Have you ever noticed that people will inevitably gather in the kitchen at a party? We are social animals that crave intimacy and love proximity.
My wife - Erin Maile is a self-described “design nerd.” All her life she’s dreamt of building a house. For ten years after we moved to Vermont she spoke to builders, real estate agents, architects and other home owners. After deep thinking and dreaming she came up with a plan. Phase One was to demolish on our drafty, wet-basement 1950’s home. Phase Two: replace it with an energy efficient, open concept, well-appointed one with a slide from the bedroom to the kitchen and a static trapeze. Did I mention that I work in the circus? Erin even thought of a way to make a circus ring in our backyard.
Then we started pricing out the dream. Green Demo- $30,000. New 1200 square foot home: $240,000. And that figure is with at least $40,000 of “free” labor.

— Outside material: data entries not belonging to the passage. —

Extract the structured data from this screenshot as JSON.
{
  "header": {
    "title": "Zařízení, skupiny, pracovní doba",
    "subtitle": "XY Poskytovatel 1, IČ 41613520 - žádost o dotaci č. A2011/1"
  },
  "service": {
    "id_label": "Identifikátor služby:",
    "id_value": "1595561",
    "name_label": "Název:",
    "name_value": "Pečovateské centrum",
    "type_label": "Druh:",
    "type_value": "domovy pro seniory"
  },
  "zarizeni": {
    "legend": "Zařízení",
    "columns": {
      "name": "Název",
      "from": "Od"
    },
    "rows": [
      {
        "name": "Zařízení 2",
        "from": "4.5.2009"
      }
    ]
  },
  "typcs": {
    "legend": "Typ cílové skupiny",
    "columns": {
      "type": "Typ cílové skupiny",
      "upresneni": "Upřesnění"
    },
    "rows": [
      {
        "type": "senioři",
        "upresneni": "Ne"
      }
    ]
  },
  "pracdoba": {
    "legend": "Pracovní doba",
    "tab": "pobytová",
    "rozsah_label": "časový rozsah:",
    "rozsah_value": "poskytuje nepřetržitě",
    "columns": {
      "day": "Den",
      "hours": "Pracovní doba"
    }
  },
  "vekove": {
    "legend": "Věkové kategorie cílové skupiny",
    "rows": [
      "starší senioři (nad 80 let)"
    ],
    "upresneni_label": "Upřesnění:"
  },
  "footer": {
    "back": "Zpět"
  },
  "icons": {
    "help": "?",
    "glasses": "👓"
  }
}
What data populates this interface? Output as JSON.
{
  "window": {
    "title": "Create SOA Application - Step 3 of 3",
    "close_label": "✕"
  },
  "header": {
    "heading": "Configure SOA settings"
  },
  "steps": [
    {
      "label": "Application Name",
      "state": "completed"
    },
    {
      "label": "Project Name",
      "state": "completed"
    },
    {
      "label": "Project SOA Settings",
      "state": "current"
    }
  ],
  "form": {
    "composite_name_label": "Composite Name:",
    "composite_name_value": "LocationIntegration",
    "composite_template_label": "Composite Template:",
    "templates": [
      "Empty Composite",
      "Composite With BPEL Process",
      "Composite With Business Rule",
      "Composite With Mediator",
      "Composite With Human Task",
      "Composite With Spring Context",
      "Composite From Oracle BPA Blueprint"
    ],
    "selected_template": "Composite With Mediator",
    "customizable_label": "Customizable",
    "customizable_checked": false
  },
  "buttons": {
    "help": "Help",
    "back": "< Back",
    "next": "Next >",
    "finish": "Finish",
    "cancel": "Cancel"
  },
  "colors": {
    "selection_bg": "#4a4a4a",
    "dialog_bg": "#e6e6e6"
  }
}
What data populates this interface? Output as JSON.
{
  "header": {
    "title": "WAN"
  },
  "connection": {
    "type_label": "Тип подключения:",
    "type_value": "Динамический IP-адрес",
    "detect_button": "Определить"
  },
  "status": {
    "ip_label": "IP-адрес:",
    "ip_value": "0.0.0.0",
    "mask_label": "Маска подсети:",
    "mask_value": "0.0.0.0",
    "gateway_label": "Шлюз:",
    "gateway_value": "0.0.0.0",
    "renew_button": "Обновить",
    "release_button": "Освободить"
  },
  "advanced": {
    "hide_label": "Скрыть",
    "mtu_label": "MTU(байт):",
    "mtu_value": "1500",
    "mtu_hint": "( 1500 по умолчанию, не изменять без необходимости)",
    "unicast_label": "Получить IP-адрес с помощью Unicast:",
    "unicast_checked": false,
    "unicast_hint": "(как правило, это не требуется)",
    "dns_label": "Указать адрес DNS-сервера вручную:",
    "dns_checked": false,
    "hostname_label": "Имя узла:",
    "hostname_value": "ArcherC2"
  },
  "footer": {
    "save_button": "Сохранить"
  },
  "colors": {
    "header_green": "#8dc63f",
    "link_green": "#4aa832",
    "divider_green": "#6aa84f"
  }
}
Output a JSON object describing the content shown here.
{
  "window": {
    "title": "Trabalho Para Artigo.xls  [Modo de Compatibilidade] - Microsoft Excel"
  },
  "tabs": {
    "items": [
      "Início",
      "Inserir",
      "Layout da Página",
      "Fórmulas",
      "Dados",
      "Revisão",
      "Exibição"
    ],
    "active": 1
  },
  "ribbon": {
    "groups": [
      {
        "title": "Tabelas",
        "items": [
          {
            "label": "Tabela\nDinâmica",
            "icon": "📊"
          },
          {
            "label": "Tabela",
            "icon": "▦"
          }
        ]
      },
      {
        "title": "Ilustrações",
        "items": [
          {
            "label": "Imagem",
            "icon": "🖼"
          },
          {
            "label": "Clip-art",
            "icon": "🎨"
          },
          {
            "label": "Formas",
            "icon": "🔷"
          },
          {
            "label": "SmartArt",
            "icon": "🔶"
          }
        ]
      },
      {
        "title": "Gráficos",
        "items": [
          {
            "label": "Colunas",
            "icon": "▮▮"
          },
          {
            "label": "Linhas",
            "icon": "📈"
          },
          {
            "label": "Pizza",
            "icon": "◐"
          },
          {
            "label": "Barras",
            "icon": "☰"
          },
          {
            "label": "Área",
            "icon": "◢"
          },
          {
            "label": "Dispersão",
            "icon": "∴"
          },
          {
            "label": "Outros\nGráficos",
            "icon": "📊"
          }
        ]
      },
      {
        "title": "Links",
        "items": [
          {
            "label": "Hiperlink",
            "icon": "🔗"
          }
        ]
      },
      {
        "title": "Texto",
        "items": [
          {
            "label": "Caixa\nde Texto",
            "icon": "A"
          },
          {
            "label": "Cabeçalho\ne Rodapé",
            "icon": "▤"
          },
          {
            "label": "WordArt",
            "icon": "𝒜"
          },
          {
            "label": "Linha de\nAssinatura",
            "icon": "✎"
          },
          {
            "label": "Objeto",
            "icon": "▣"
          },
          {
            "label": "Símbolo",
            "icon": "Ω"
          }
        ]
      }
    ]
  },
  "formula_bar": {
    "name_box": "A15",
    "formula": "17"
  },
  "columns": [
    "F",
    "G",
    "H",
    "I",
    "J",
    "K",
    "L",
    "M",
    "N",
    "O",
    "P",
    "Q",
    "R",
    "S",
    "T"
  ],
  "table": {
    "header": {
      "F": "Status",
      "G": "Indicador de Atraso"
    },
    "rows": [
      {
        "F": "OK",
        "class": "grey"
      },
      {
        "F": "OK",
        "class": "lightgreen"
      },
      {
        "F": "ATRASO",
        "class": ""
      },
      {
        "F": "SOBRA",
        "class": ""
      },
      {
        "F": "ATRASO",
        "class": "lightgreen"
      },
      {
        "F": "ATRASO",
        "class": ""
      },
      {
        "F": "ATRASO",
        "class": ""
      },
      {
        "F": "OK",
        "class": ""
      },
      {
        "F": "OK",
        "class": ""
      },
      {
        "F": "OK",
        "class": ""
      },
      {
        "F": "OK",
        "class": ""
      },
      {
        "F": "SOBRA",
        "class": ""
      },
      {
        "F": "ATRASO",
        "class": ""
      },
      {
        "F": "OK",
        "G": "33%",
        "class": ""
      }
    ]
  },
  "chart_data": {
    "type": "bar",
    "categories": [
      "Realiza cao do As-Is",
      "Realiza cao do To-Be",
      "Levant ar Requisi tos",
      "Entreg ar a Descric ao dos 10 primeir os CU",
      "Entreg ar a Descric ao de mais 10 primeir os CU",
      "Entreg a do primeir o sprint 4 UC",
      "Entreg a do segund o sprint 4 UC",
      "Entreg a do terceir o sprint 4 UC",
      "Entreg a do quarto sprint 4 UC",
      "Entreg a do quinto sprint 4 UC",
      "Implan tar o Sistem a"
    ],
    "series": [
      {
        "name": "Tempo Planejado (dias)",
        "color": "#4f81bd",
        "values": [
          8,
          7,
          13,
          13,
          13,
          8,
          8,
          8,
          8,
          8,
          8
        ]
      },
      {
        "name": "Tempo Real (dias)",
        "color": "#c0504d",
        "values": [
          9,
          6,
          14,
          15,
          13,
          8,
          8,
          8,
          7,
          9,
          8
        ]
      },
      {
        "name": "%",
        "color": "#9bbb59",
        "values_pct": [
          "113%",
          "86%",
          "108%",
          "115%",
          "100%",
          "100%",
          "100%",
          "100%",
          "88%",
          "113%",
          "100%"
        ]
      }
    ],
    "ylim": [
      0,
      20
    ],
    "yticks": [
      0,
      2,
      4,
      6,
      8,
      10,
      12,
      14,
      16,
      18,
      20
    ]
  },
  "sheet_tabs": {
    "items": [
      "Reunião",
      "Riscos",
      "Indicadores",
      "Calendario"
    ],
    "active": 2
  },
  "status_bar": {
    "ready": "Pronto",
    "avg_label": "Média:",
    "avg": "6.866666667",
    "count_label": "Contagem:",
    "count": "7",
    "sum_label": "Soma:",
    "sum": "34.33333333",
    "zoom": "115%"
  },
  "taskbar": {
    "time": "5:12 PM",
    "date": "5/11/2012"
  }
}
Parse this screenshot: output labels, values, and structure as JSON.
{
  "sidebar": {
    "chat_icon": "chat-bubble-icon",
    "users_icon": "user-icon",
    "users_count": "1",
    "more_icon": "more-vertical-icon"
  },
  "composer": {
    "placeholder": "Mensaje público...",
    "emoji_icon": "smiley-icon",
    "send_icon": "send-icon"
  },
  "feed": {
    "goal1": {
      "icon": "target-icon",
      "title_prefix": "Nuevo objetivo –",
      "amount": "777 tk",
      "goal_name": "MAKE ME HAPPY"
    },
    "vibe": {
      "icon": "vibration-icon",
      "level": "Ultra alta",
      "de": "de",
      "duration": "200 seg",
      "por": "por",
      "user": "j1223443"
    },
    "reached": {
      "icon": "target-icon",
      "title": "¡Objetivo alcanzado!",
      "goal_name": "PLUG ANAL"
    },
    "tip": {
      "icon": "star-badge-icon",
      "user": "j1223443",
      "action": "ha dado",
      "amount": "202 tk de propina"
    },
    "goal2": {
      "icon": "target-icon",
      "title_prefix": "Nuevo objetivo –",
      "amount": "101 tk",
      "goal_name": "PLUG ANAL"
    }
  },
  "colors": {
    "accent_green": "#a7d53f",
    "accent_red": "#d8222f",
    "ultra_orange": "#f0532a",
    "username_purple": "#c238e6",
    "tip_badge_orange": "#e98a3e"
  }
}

The only catch was our budget: $90,000. I’m 59 and she is 53. Did we want to take out another loan and anchor ourselves for the next 30 years?
Home ownership already felt like a millstone around my neck. Growing up and coming of age in the 1970’s owning a home was touted by every American politician as the holy grail of good micro-economic policy. “It’s like putting your money into savings account that accrues interest and you can live in it.” I found it to be less than advertised. Sure, the bank did just fine. They got their money first and even at the good rate at the time of 5% it was more than double what we paid for the house. 15 years later, we’re still paying that initial loan.
Then Erin turned 50. For her birthday she wanted a 13-foot pull behind trailer. We got a refurbished, canned-ham, 1970’s Shasta in Salt Lake City and drove it back to VT. In that two-week trip we discovered everything we needed was right there in that cozy and comfy space. Rather than eat at fast food restaurants or diners we’d stop at a grocery store do some shopping and whip up a healthy meal in the parking lot. At night we turned our dining room table and banquet into a queen-sized bed equipped with our own fluffy pillows and slept like lumberjacks. What we saved in meals and motels more than paid for the extra gas used in towing the Shasta. More than that though, we got closer. It reminded me of our honeymoon. Just us, just the road ahead and everything we needed right here.
Eureka, she practically cried one day about a month after buying the Shasta. “I’ll build a tiny house in our backyard.” Erin is a dreamer but a practical one. She immediately enrolled in Vermont’s own design-build school—Yestermorrow and took two week-long courses where trained architects mentored and facilitated her process. Her design nerd spent countless hours researching the best (and most affordable) faucets, sinks, light fixtures, appliances, flooring, insulation, paint, septic, etc.
I knew she was tireless but I’d never seen a person so on fire with every aspect of their creativity. She devoured best building practice videos. Her shoulders ached from sanding, painting, staining and polyurethaning. Pretty much every waking hour related to getting us into a new home while staying under budget and true to our principles. In the end we didn’t knock down a house that could be rented and we didn’t purchase all the new materials to build a bigger/better one and take out a loan where we would pay a bank 230%.
After a week-long initial build with a small team of carpenters our tiny home was insulated, framed out and sitting on a 28-foot triple axle trailer in our backyard. Erin hired Jim Harrick to do the septic and tree clearing, then a master carpenter - Dwight Holmes, and a master electrician and plumber - Jeff Doyle. Other consultants were the shower guy, the french door frame peeps, and the blacksmith who built the loft. She did all the finish work herself.
We moved in April 30, 2018. While in the building process we freely shared our process with friends and community members. A couple of common responses emerged:
1) What about all your stuff?
2) Oh, I could never do that.
3) Where will you go to get away from each other?
4) Won’t you kill each other?
I’ll answer them in order
Erin built a circus storage unit with lots of shelves. She also build herself a carport and shop with storage for winter clothes, tools, and wood.
How much space do you need? I can only be in one room at a time.
I have an office and we have the Shasta trailer - renamed (if only by me) to The Man Cave.
No, quite the contrary and this is the best part. We’ve gotten closer. We have more contact, more spontaneous snuggling, more make-out sessions, more dance parties of 2. It’s only been six weeks but the only thing I can compare it to is our honeymoon or being on vacation. Our tiny home is in a new spot on our property, only 100 feet from our old house but with a totally new view. Only my best clothes and things made the cut to get in there. We curated our life and let go, sold or gave away whatever wasn’t loved and frequently used. A lovely younger couple is renting our old house. They pay us for $1200 a month. It seems like they’ll continue to do so for the foreseeable future.The tiny house should pay for itself in 7 years. We comfortably hosted a class of 12 design students in our tiny home this spring. We’re making a small community together with another tenant and some close neighbors. We share parties, weddings, and shopping. We mow each other’s lawns, loan cord wood and feed each others’ cats. We live like Vermonters. I’ll see you at the Tiny House Festival in Downtown Brattleboro this Saturday.